As energy costs soar and bills rise, concerns are being raised about the number of people who could be facing fuel poverty.

With a 45% to 50% hike expected in the spring, it’s not only will households that feel the pinch. Businesses will also be impacted.

And after a tumultuous two years of uncertainty and financial pressures from the pandemic, this is certainly not welcome news.

Businesses large and small will be looking for ways to conserve energy and try to manage their bills considering this price increase.

Gavin Scarr Hall, Director of Health & Safety at Peninsula, shares advice for businesses:

“It’s more important than ever to be mindful of the energy we use to offset the rising costs.

“Lighting can account for up to 40% of your energy bill. As such, implementing automated lighting systems ensures that it is only being used as necessary.

“Additionally, switching to LED bulbs has the potential to reduce lighting costs by as much as 90%.

“You may want to consider having a policy that requires staff to ensure they switch off all lights and electrical equipment when they leave the workplace for the day.

“Leaving computers on standby overnight can cost an office of 16 employees up to £1,742 a year.

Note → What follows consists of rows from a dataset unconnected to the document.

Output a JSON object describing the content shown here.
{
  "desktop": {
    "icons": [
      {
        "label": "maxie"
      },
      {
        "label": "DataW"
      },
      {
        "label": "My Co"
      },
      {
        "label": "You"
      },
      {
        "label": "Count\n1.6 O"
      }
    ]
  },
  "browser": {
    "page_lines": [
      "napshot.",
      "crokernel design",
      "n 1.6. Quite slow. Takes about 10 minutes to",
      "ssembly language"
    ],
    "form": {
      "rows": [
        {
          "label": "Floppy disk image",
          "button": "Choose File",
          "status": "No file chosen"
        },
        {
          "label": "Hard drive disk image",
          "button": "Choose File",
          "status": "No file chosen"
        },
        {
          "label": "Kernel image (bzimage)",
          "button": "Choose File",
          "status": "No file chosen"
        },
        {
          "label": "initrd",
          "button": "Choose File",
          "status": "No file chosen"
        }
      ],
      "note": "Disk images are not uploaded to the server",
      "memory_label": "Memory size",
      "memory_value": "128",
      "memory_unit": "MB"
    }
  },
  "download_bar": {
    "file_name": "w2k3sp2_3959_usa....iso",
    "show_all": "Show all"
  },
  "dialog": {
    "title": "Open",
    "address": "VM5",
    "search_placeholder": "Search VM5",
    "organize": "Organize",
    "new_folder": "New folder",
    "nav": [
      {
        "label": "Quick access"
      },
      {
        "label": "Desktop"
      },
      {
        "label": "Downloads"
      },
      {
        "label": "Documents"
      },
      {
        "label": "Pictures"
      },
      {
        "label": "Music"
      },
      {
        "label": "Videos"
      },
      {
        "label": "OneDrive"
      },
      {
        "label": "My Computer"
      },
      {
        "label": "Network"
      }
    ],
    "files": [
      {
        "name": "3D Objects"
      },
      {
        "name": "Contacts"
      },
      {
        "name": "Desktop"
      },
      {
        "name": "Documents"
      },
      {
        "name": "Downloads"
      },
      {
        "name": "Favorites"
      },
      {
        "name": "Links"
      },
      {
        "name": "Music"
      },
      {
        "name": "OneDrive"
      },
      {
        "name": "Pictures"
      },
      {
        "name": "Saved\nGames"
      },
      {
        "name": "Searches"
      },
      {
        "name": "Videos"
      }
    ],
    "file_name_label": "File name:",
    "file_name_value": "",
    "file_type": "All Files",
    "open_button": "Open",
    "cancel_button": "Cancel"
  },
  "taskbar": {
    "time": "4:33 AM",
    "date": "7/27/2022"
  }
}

But this cost can be reduced dramatically by ensuring people turn off their computer at the end of the working day rather than leaving it on standby.

“Another huge cost to businesses is their heating bill – particularly in these cold winter months.

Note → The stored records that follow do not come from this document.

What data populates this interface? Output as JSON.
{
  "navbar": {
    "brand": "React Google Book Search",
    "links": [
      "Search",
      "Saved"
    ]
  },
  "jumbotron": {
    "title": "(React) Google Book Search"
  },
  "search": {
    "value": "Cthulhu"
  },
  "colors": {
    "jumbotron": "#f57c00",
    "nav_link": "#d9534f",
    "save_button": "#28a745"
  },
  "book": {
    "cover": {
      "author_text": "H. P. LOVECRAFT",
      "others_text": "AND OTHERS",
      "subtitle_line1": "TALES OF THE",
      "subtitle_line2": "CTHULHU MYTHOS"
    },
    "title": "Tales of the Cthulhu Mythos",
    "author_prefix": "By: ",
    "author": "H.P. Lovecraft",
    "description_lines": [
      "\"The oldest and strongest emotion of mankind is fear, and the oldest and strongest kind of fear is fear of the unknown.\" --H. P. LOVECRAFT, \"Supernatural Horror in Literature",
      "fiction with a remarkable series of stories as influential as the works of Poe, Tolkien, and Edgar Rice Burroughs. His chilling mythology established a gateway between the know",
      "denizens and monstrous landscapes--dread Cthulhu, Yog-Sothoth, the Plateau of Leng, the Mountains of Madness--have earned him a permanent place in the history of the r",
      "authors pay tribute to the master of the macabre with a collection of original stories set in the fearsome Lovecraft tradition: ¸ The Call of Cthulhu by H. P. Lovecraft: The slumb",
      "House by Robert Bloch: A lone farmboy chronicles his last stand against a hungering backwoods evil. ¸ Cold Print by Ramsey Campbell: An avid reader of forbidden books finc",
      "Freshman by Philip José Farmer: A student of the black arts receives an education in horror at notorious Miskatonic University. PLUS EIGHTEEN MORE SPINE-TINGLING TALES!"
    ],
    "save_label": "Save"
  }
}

“Employers should take care to only heat areas that require it. Reduce heating in spaces like corridors where staff don’t congregate, and thermoregulate those more heavily used areas like the office.

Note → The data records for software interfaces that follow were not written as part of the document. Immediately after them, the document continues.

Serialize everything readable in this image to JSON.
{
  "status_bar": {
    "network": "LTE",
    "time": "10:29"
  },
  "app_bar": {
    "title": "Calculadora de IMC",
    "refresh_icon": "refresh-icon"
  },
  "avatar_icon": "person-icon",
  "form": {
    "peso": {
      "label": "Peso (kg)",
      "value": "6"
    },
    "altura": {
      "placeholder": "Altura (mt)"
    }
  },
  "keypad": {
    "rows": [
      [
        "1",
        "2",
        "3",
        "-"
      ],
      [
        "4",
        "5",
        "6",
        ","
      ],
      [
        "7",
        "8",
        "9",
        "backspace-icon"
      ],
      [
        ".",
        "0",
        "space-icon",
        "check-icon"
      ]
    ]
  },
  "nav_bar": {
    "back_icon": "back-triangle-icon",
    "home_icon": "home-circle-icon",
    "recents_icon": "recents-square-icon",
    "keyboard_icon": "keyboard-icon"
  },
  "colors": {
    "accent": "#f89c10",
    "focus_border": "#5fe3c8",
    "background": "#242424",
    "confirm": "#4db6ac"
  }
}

“To keep your building warm while minimising the heating bill, fixing insulation material is key. But it’s also important to ensure your Heating, Ventilation, and Air Conditioning (HVAC) set-points are properly controlled. The recommended set point is 22C – having the office temperature consistent will reduce the need for employees to bring in their own heaters.

“Air conditioning systems should be maintained and serviced to meet the requirements of the Energy Performance of Buildings Regulations.

“And though it may incur an initial cost, think about replacing your antiquated and less-efficient equipment.

“Ensure regular maintenance programmes for your systems; they will continue to operate at their best, keeping your costs down in the long-term, and you’ll save on unwanted repair bills.

“This surge in energy bills is not the news we want; but it doesn’t mean that we have to bundle up in layers and sit in the darkness.

“Keep your business profitable – and warm and lit – by implementing these very feasible measures.”